■ **THE TASK**
Answer with nothing except the number of lines in the listing that include the word "header".

*** PROVIDED ENTRIES

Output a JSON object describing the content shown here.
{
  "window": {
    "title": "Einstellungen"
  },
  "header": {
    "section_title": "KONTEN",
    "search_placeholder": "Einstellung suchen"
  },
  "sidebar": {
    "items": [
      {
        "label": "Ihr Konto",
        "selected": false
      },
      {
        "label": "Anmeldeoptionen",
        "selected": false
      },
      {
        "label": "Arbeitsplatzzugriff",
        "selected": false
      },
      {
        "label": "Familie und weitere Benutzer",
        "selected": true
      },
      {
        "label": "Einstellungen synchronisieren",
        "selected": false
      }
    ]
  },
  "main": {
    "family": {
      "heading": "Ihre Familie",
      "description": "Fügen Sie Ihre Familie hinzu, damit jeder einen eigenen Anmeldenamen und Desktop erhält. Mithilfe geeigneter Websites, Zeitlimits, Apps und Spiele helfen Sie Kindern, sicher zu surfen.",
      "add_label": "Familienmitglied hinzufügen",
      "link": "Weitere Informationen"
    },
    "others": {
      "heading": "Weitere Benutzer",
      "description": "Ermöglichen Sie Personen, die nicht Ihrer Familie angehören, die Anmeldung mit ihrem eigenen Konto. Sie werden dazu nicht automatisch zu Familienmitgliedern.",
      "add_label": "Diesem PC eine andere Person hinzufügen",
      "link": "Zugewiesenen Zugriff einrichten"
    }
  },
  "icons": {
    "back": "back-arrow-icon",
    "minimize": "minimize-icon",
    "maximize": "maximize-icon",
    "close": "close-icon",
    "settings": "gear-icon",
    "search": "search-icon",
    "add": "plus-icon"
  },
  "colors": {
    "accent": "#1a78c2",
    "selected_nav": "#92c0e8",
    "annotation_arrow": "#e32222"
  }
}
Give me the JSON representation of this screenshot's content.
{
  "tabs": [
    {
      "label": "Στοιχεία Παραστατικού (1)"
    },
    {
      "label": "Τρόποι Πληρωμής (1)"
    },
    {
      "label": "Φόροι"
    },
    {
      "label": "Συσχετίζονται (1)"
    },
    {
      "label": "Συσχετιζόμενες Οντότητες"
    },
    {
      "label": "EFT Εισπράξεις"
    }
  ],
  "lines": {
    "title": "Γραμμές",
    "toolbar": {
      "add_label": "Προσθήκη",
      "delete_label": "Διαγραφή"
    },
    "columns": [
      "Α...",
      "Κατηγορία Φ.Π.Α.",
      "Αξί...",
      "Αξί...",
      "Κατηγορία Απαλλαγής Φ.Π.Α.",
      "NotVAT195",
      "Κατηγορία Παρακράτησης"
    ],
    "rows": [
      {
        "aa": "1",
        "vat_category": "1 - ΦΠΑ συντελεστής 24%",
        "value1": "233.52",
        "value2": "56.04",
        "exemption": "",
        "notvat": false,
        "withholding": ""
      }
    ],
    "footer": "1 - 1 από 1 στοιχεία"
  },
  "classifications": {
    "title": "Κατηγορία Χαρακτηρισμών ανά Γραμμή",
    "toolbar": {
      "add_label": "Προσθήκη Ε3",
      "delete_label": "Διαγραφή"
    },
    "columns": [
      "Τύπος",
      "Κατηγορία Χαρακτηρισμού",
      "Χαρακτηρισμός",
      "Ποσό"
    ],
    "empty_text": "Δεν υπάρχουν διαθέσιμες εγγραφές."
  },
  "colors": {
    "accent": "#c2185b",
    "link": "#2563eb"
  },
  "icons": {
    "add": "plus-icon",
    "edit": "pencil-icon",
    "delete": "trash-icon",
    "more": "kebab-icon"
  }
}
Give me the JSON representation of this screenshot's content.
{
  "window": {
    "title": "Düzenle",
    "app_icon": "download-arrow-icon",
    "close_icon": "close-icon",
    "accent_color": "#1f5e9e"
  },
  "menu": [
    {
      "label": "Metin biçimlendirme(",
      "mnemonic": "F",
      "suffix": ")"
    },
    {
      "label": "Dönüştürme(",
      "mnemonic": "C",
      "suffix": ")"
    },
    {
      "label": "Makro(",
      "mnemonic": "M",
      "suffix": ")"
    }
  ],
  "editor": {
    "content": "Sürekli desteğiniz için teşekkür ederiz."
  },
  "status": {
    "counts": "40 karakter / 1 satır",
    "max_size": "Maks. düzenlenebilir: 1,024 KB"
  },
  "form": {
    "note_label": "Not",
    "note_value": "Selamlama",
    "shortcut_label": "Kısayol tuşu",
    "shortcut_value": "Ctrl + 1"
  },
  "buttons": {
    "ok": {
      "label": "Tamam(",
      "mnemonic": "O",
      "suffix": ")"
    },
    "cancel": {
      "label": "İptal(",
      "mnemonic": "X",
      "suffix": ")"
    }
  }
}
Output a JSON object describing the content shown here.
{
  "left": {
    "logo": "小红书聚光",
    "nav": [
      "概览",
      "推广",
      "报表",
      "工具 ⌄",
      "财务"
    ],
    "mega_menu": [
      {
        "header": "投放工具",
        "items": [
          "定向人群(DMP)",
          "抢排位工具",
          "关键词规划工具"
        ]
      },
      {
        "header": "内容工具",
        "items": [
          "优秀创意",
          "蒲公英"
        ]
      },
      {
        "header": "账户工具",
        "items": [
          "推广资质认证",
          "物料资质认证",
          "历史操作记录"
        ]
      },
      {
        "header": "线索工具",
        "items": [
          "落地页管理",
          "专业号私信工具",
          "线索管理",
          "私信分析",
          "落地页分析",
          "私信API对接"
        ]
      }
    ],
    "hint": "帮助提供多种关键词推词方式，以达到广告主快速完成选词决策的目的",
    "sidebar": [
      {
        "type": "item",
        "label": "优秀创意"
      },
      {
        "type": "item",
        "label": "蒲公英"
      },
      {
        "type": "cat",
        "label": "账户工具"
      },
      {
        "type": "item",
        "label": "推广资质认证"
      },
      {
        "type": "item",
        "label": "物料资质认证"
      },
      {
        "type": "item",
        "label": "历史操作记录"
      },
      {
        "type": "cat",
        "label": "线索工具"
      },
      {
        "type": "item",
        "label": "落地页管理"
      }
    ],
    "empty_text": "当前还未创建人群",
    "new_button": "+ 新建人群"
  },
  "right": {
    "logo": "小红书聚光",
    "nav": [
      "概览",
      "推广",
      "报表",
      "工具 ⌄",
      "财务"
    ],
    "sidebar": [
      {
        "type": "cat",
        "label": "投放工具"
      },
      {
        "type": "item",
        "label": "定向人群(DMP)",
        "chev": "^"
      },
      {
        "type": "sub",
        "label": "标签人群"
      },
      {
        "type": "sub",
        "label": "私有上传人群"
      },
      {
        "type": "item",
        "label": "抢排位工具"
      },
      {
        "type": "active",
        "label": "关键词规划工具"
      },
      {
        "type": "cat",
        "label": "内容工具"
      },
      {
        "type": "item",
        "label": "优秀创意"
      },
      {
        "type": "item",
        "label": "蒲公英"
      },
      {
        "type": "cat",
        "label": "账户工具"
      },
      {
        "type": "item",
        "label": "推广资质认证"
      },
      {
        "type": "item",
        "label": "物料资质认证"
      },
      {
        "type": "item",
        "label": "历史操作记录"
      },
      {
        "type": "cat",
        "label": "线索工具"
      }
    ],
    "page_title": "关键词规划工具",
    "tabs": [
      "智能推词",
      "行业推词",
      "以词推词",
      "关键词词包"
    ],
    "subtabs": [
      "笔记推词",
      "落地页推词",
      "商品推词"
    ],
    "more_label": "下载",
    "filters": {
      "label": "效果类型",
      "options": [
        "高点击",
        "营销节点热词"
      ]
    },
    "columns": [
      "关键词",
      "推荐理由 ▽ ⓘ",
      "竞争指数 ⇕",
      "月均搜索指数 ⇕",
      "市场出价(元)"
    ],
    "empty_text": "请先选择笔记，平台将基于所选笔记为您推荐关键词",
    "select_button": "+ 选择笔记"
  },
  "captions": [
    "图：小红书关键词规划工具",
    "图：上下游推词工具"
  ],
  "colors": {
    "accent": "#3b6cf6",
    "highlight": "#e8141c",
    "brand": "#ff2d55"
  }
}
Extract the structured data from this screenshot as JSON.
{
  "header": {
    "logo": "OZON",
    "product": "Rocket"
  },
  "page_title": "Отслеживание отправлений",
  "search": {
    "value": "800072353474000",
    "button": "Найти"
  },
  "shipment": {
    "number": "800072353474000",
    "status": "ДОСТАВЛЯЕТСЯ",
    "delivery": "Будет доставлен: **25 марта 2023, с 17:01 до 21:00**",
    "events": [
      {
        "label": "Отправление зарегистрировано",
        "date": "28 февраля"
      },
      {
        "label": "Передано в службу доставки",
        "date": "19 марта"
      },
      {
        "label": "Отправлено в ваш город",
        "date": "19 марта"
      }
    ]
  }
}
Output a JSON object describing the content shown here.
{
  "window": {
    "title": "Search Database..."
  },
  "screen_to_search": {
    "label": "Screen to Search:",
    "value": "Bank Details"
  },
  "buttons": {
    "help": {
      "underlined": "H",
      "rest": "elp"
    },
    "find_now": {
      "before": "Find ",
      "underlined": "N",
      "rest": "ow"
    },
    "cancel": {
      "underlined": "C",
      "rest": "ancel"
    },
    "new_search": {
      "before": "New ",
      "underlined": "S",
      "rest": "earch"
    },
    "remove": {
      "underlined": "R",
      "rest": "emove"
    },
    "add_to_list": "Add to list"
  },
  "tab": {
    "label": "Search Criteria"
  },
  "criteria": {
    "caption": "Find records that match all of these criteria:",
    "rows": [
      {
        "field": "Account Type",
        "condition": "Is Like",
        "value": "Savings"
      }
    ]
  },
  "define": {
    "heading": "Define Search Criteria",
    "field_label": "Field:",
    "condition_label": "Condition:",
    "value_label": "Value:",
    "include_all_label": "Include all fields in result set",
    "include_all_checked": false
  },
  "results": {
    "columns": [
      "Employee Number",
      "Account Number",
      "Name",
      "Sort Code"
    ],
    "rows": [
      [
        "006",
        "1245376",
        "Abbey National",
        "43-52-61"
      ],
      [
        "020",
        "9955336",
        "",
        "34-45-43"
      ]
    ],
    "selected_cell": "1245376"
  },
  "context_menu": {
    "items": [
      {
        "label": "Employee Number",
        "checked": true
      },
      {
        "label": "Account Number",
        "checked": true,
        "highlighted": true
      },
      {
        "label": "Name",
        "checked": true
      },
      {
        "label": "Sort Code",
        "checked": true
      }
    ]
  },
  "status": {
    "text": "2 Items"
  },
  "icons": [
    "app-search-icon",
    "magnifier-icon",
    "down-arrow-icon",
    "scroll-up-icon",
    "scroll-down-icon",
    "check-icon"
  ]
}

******

■ **ANSWER BOX**
6